Element data from apps and pages
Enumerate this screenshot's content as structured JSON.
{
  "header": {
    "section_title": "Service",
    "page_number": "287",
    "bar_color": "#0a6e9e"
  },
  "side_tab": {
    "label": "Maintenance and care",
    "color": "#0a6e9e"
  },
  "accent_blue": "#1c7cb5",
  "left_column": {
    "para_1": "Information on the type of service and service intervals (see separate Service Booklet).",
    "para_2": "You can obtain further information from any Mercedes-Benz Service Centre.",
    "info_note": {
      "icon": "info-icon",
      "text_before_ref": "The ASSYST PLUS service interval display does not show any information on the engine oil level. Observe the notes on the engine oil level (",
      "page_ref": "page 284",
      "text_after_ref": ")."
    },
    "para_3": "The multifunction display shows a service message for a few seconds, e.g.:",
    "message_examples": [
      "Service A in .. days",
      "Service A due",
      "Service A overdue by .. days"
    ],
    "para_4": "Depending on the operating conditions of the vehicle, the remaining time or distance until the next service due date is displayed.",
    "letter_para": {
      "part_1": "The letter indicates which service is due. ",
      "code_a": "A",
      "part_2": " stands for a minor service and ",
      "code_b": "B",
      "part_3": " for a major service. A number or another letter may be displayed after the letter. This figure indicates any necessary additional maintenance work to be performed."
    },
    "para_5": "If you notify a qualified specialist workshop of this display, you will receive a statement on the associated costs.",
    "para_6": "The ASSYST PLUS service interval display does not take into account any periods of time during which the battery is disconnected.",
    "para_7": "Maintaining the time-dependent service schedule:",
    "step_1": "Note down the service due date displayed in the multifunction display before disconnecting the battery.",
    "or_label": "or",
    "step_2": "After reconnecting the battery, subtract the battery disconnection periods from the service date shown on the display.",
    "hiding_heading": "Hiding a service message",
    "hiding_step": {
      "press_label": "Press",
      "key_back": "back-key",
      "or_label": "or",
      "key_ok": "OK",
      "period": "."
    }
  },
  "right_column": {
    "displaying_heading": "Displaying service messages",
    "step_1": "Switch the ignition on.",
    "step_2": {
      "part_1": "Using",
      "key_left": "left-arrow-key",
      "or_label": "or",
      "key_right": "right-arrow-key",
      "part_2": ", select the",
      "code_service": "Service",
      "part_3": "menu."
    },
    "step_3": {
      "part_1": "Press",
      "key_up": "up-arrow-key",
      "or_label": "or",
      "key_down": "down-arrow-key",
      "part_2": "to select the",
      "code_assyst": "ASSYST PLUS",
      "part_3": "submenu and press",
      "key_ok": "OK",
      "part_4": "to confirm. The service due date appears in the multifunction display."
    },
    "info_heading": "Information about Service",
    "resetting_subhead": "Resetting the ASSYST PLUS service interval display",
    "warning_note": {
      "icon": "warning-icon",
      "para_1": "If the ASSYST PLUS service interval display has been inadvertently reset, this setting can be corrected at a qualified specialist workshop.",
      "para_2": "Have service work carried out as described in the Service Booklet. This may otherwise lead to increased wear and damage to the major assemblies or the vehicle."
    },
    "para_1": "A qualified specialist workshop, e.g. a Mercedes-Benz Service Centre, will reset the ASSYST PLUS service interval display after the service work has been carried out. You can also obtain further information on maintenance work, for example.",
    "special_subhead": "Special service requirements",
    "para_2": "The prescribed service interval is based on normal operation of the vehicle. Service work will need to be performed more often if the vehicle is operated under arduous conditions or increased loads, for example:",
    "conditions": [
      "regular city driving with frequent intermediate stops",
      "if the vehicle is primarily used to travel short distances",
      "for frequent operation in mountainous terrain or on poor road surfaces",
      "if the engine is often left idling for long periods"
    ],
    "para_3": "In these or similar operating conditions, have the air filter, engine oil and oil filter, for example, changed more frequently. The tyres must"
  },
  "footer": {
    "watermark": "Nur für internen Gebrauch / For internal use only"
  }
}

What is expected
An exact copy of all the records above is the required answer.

Solution
Enumerate this screenshot's content as structured JSON.
{
  "header": {
    "section_title": "Service",
    "page_number": "287",
    "bar_color": "#0a6e9e"
  },
  "side_tab": {
    "label": "Maintenance and care",
    "color": "#0a6e9e"
  },
  "accent_blue": "#1c7cb5",
  "left_column": {
    "para_1": "Information on the type of service and service intervals (see separate Service Booklet).",
    "para_2": "You can obtain further information from any Mercedes-Benz Service Centre.",
    "info_note": {
      "icon": "info-icon",
      "text_before_ref": "The ASSYST PLUS service interval display does not show any information on the engine oil level. Observe the notes on the engine oil level (",
      "page_ref": "page 284",
      "text_after_ref": ")."
    },
    "para_3": "The multifunction display shows a service message for a few seconds, e.g.:",
    "message_examples": [
      "Service A in .. days",
      "Service A due",
      "Service A overdue by .. days"
    ],
    "para_4": "Depending on the operating conditions of the vehicle, the remaining time or distance until the next service due date is displayed.",
    "letter_para": {
      "part_1": "The letter indicates which service is due. ",
      "code_a": "A",
      "part_2": " stands for a minor service and ",
      "code_b": "B",
      "part_3": " for a major service. A number or another letter may be displayed after the letter. This figure indicates any necessary additional maintenance work to be performed."
    },
    "para_5": "If you notify a qualified specialist workshop of this display, you will receive a statement on the associated costs.",
    "para_6": "The ASSYST PLUS service interval display does not take into account any periods of time during which the battery is disconnected.",
    "para_7": "Maintaining the time-dependent service schedule:",
    "step_1": "Note down the service due date displayed in the multifunction display before disconnecting the battery.",
    "or_label": "or",
    "step_2": "After reconnecting the battery, subtract the battery disconnection periods from the service date shown on the display.",
    "hiding_heading": "Hiding a service message",
    "hiding_step": {
      "press_label": "Press",
      "key_back": "back-key",
      "or_label": "or",
      "key_ok": "OK",
      "period": "."
    }
  },
  "right_column": {
    "displaying_heading": "Displaying service messages",
    "step_1": "Switch the ignition on.",
    "step_2": {
      "part_1": "Using",
      "key_left": "left-arrow-key",
      "or_label": "or",
      "key_right": "right-arrow-key",
      "part_2": ", select the",
      "code_service": "Service",
      "part_3": "menu."
    },
    "step_3": {
      "part_1": "Press",
      "key_up": "up-arrow-key",
      "or_label": "or",
      "key_down": "down-arrow-key",
      "part_2": "to select the",
      "code_assyst": "ASSYST PLUS",
      "part_3": "submenu and press",
      "key_ok": "OK",
      "part_4": "to confirm. The service due date appears in the multifunction display."
    },
    "info_heading": "Information about Service",
    "resetting_subhead": "Resetting the ASSYST PLUS service interval display",
    "warning_note": {
      "icon": "warning-icon",
      "para_1": "If the ASSYST PLUS service interval display has been inadvertently reset, this setting can be corrected at a qualified specialist workshop.",
      "para_2": "Have service work carried out as described in the Service Booklet. This may otherwise lead to increased wear and damage to the major assemblies or the vehicle."
    },
    "para_1": "A qualified specialist workshop, e.g. a Mercedes-Benz Service Centre, will reset the ASSYST PLUS service interval display after the service work has been carried out. You can also obtain further information on maintenance work, for example.",
    "special_subhead": "Special service requirements",
    "para_2": "The prescribed service interval is based on normal operation of the vehicle. Service work will need to be performed more often if the vehicle is operated under arduous conditions or increased loads, for example:",
    "conditions": [
      "regular city driving with frequent intermediate stops",
      "if the vehicle is primarily used to travel short distances",
      "for frequent operation in mountainous terrain or on poor road surfaces",
      "if the engine is often left idling for long periods"
    ],
    "para_3": "In these or similar operating conditions, have the air filter, engine oil and oil filter, for example, changed more frequently. The tyres must"
  },
  "footer": {
    "watermark": "Nur für internen Gebrauch / For internal use only"
  }
}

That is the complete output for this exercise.